Task » Report every line below that holds the word "Data".

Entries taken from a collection
========================================

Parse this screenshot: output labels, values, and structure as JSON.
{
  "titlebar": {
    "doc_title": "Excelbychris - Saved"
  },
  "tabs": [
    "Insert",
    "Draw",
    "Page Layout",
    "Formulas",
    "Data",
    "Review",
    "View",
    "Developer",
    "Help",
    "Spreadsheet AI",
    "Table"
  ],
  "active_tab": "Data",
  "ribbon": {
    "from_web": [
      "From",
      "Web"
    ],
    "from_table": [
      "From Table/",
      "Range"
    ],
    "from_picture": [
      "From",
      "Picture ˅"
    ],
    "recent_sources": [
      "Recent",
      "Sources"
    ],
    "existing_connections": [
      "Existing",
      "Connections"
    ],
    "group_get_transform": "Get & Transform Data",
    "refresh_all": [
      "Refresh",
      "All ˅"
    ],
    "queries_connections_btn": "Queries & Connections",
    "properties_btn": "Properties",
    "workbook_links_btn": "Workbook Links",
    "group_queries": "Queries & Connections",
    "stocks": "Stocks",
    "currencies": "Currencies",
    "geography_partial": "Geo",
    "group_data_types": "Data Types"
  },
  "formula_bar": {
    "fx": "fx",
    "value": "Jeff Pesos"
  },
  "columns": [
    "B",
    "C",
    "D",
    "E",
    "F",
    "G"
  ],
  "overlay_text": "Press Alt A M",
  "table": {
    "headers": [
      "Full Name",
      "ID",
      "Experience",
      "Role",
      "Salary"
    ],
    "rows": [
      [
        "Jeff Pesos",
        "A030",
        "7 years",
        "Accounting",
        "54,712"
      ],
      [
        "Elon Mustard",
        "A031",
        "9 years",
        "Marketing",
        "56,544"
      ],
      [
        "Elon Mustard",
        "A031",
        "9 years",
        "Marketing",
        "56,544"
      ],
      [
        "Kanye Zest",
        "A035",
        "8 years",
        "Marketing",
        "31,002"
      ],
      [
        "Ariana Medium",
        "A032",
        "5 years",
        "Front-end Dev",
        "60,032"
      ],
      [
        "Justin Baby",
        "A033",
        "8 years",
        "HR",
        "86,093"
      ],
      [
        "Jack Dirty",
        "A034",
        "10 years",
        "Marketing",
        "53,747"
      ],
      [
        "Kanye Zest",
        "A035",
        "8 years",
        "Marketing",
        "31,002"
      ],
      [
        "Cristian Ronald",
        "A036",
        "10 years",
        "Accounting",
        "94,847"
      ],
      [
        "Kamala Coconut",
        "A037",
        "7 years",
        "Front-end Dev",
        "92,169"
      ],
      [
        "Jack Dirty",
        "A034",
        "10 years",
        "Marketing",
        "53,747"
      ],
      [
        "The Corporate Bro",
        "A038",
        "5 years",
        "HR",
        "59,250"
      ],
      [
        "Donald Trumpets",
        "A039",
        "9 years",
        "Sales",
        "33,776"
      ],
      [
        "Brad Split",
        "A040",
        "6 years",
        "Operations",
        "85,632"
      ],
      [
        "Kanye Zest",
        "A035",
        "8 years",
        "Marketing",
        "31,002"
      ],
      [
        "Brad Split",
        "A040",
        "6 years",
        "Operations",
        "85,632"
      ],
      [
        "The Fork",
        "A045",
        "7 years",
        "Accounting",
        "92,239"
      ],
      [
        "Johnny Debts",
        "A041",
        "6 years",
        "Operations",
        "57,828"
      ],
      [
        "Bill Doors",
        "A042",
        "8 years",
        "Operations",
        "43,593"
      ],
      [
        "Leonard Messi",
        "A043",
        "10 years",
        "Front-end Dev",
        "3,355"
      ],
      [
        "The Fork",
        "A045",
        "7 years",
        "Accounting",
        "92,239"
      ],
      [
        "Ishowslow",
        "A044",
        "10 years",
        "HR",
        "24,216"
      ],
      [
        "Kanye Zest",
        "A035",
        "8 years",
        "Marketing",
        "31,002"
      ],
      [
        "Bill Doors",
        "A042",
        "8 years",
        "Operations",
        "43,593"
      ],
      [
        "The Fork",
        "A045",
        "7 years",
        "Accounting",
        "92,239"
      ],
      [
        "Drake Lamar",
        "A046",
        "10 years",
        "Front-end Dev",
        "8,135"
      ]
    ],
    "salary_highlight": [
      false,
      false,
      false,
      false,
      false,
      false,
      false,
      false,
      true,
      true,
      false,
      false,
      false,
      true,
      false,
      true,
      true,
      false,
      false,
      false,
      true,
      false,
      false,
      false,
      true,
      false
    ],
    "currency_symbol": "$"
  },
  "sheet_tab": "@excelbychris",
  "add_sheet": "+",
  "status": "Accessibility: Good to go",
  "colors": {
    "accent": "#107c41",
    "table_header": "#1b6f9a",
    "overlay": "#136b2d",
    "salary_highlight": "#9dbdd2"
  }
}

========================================

Answer section »
    "Data",
  "active_tab": "Data",
    "group_get_transform": "Get & Transform Data",
    "group_data_types": "Data Types"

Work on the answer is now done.